A few weeks back, an asteroid named LZ1 passed earth. The city block-sized asteroid was 3.3 million miles from earth and not near enough to cause harm, but “what if” scenarios still remain. Continuing the end-of-the-world scenario, a movie this summer starring Steve Carrell and Keira Knightley asks the same question.
In “Seeking a Friend for the End of the World,” the two main characters join together to prioritize their lives and find what is most important before their untimely end. Given 21 days, their attempt for normality continues while they search for what is at the top of their bucket list: lost love and family.
To be frank, if the world was to end in three weeks I would be on a plane with all my loved ones to travel to my personal three “must-see” sites. I would not be working, commuting or stressing about what steps are left to complete my original life plan. The common phrase, “live every day like your last” seems almost cliché, but what if the phrase was “live every month like your last?” Not as drastic and maybe a little more accepting of the creatures of habit we are.
The idea of a “dead” line for life seems morbid for the plot of the film, but asks an important question. What are your priorities? Most people could list off what is most important to them but do they really act on that list? And for that much, how long are these lists and how long should they be?

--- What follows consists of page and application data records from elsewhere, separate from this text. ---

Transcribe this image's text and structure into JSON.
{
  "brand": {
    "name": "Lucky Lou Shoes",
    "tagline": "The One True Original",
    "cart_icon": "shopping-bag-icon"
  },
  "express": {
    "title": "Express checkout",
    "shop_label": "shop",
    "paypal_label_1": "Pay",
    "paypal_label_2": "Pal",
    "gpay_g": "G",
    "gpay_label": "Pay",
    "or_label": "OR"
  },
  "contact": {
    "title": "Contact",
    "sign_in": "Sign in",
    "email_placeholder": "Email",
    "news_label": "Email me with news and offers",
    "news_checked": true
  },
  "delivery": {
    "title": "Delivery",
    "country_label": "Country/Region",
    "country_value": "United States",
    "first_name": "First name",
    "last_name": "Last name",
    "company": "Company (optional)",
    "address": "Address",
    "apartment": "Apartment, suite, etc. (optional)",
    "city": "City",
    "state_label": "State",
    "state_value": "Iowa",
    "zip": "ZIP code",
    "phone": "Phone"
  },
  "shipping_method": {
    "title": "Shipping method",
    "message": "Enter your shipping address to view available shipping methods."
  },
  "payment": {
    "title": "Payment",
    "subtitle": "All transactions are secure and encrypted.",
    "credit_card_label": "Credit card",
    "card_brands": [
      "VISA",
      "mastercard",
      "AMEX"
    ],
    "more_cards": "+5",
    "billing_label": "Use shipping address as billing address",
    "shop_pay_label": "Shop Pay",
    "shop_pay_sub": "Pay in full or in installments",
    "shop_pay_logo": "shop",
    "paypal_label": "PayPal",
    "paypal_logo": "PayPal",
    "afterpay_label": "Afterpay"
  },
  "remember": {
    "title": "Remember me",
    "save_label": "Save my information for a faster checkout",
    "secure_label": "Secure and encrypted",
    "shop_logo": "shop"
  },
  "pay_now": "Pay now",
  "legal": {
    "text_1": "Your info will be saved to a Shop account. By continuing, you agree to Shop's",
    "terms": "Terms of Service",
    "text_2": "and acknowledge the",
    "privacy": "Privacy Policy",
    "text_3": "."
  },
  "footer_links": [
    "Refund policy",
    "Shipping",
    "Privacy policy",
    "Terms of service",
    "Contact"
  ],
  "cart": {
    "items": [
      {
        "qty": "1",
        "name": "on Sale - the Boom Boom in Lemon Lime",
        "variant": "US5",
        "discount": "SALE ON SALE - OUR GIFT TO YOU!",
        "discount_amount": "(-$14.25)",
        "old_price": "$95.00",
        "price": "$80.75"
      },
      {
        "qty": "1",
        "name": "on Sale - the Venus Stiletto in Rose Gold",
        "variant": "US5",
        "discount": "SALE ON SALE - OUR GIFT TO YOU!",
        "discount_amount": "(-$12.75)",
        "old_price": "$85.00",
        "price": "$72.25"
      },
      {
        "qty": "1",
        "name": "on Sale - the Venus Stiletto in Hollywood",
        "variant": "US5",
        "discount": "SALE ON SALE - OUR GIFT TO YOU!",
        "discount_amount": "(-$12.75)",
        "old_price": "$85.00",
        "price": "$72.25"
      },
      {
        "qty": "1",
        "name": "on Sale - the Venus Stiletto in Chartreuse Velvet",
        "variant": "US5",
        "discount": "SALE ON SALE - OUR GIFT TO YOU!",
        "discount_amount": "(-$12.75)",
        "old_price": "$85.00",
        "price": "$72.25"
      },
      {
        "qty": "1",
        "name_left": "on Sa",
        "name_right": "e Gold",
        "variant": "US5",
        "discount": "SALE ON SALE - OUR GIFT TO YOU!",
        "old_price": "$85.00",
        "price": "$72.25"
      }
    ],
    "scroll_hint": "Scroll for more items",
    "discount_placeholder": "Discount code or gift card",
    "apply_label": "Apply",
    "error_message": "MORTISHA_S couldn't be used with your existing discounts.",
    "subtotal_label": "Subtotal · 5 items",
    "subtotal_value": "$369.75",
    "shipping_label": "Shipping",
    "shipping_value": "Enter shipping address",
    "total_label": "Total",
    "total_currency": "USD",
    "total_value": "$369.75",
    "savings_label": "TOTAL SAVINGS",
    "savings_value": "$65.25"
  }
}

It’s easier said than done, especially when there’s a project or an important meeting at work, an empty fridge to fill and bills to pay. Routine is comforting, something you can count on day in and day out. It would be silly and exhausting to ask someone every day to act as if the world was ending, but if it was a passing thought (much like the asteroid), would it help bring order to your list of priorities?